━━━━━ Material to process
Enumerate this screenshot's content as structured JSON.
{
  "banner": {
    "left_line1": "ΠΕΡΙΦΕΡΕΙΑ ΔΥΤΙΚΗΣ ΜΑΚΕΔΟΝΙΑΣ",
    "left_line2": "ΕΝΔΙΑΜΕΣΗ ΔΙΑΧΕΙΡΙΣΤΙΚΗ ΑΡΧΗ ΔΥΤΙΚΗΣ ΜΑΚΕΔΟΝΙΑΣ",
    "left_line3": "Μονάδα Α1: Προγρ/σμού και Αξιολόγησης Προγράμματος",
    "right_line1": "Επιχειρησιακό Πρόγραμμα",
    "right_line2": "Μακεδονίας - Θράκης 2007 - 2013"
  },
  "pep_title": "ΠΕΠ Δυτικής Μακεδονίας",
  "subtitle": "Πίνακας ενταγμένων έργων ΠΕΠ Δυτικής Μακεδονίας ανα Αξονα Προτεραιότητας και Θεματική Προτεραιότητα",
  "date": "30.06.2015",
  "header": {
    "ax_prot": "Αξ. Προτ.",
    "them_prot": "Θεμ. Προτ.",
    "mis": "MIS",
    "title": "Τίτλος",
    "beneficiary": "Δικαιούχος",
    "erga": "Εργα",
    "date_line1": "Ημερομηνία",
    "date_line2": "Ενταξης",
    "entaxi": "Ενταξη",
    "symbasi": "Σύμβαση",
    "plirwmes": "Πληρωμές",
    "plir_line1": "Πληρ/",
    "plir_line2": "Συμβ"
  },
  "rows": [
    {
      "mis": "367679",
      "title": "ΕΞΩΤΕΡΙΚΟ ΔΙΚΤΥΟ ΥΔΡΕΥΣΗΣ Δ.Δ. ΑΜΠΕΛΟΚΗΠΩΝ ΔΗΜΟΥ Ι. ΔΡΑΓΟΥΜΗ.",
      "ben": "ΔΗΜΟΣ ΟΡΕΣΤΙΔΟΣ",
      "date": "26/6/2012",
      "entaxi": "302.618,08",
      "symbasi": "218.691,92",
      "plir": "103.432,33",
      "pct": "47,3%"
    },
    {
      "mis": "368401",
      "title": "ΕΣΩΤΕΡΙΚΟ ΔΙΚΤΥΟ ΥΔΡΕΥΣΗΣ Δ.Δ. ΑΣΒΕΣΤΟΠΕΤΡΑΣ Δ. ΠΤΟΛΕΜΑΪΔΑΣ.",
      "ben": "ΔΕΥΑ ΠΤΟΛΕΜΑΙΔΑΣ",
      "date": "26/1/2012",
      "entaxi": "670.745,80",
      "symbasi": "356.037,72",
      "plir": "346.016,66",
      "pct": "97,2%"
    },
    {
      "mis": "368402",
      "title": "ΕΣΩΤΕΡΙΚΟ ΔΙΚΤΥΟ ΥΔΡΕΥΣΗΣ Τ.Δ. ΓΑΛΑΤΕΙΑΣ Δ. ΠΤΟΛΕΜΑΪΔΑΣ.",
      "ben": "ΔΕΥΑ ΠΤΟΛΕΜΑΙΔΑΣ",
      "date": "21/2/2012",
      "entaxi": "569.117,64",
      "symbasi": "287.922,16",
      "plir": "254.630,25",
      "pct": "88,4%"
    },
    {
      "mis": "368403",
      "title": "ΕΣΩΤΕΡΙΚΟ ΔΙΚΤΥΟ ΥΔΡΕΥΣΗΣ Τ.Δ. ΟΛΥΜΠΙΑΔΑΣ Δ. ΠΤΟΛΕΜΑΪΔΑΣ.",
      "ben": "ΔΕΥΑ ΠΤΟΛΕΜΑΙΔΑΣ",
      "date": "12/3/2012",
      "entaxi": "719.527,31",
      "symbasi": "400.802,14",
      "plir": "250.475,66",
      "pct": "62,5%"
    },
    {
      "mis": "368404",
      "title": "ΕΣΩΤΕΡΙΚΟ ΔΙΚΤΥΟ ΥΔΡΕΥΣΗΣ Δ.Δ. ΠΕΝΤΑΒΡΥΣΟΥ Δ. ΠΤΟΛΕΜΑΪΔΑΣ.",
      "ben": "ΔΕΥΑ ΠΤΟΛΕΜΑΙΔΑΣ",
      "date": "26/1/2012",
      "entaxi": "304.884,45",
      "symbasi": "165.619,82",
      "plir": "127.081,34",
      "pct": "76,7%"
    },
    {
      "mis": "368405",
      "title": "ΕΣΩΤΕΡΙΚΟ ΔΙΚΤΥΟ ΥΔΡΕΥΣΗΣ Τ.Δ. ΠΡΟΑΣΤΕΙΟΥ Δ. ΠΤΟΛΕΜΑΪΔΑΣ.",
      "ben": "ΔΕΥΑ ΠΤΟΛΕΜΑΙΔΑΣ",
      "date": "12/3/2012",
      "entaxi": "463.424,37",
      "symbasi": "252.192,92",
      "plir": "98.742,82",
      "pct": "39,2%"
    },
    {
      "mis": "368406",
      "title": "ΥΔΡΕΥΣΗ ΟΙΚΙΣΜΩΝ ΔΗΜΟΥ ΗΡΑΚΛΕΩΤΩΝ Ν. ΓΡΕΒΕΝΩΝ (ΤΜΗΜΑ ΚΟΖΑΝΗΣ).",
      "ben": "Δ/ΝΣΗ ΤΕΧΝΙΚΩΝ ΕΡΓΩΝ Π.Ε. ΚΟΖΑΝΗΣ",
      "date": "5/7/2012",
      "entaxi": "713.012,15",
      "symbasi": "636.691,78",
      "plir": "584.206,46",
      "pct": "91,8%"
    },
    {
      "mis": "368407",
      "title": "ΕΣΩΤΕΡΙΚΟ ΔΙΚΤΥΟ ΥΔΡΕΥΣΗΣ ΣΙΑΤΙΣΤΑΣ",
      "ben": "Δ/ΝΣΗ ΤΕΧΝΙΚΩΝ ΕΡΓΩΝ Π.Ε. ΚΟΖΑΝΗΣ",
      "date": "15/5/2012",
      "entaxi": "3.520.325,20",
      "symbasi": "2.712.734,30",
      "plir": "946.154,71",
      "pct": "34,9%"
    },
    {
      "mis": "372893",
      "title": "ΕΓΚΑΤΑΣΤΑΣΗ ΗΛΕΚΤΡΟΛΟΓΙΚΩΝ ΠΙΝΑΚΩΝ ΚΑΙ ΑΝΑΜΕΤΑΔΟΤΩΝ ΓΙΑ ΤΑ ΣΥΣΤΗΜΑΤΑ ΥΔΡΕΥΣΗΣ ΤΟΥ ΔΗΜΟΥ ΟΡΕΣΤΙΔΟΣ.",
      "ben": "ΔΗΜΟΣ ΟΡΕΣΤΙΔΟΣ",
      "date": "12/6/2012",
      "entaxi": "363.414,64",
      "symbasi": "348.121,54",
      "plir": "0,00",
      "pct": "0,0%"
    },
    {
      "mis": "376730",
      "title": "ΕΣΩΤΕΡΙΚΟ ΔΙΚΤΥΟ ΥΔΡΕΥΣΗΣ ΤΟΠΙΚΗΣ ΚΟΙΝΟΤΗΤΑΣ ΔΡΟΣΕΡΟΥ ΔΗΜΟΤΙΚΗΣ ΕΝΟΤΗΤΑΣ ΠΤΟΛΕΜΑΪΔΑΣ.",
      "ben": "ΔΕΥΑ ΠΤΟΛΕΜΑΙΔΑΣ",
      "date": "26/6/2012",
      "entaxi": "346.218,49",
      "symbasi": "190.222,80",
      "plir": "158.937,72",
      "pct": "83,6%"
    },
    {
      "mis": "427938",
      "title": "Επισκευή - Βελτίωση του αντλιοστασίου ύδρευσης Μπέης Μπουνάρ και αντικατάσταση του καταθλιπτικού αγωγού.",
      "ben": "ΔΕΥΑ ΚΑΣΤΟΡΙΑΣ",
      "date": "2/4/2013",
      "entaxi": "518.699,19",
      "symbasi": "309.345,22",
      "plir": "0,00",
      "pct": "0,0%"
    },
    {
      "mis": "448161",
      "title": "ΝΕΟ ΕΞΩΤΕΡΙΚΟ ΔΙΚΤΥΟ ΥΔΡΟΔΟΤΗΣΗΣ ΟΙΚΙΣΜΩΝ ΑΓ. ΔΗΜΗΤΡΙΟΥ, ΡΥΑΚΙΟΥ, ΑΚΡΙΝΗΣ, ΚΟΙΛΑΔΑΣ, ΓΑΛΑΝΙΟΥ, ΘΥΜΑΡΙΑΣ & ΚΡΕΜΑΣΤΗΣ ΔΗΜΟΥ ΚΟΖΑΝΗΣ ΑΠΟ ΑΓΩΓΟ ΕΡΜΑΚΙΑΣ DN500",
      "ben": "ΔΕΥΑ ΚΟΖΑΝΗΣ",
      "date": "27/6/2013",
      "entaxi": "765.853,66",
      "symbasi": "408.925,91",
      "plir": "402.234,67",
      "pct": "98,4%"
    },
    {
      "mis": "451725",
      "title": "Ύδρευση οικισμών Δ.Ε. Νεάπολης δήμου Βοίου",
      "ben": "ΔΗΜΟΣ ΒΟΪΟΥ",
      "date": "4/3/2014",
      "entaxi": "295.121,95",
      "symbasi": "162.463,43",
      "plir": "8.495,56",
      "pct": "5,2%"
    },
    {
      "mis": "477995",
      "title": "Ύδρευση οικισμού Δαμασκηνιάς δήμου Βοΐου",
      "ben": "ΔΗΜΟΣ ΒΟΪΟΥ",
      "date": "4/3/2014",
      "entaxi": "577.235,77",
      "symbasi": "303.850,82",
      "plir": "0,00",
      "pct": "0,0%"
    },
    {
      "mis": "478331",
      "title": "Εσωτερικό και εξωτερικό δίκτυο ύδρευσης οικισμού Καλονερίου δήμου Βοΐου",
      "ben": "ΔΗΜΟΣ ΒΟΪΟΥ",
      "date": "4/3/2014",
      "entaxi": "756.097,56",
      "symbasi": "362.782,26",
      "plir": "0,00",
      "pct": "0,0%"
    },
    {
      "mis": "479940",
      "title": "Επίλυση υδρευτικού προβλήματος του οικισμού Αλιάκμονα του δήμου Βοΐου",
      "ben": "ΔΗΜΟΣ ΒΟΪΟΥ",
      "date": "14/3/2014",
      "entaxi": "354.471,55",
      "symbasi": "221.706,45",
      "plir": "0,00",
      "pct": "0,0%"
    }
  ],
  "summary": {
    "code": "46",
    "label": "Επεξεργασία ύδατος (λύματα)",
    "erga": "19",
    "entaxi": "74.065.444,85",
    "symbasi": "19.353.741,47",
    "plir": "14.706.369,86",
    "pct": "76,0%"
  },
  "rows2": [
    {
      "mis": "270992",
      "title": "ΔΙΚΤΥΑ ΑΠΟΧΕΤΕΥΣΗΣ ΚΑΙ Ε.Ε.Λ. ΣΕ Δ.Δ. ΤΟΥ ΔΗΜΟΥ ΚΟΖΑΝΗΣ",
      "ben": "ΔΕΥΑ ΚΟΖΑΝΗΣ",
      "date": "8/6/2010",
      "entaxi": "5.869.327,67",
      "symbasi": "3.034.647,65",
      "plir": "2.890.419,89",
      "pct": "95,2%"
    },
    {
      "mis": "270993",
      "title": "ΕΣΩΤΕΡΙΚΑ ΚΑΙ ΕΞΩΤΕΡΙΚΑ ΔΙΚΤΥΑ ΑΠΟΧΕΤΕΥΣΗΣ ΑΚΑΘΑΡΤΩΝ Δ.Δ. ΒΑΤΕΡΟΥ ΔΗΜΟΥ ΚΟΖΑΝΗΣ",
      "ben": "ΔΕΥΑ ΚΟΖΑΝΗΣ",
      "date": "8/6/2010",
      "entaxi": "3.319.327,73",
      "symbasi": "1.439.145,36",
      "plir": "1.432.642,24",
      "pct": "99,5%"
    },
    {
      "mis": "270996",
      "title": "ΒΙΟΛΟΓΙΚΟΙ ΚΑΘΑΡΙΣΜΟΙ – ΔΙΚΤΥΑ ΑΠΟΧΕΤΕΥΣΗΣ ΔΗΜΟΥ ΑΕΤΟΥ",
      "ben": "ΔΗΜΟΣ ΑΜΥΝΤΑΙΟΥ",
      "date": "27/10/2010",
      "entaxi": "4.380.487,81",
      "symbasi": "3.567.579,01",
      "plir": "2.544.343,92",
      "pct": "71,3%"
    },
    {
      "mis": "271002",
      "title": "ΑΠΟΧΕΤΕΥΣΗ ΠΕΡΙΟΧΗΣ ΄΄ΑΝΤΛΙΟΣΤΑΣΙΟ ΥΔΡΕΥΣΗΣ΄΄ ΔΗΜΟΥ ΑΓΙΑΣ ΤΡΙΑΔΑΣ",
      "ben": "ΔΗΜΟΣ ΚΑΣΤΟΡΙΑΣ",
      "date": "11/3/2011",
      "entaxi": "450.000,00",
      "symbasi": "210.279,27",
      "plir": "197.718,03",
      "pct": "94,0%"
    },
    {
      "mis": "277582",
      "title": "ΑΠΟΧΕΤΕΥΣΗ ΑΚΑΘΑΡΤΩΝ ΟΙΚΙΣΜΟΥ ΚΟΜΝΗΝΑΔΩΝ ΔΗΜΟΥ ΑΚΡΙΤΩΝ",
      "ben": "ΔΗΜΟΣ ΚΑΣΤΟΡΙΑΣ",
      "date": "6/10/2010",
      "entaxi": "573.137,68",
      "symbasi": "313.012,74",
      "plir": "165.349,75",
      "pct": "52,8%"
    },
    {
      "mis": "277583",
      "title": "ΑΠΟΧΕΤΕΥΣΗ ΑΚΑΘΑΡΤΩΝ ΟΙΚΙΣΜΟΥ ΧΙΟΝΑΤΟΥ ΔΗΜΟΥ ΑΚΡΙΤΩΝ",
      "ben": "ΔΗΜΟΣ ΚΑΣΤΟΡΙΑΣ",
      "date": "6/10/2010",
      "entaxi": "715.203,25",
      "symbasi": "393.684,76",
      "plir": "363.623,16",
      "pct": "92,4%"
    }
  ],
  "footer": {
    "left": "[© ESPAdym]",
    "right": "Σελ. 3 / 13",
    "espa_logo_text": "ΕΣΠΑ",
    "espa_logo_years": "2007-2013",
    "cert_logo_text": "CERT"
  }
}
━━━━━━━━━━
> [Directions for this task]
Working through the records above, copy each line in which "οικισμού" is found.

> [Task response]
      "title": "Ύδρευση οικισμού Δαμασκηνιάς δήμου Βοΐου",
      "title": "Εσωτερικό και εξωτερικό δίκτυο ύδρευσης οικισμού Καλονερίου δήμου Βοΐου",
      "title": "Επίλυση υδρευτικού προβλήματος του οικισμού Αλιάκμονα του δήμου Βοΐου",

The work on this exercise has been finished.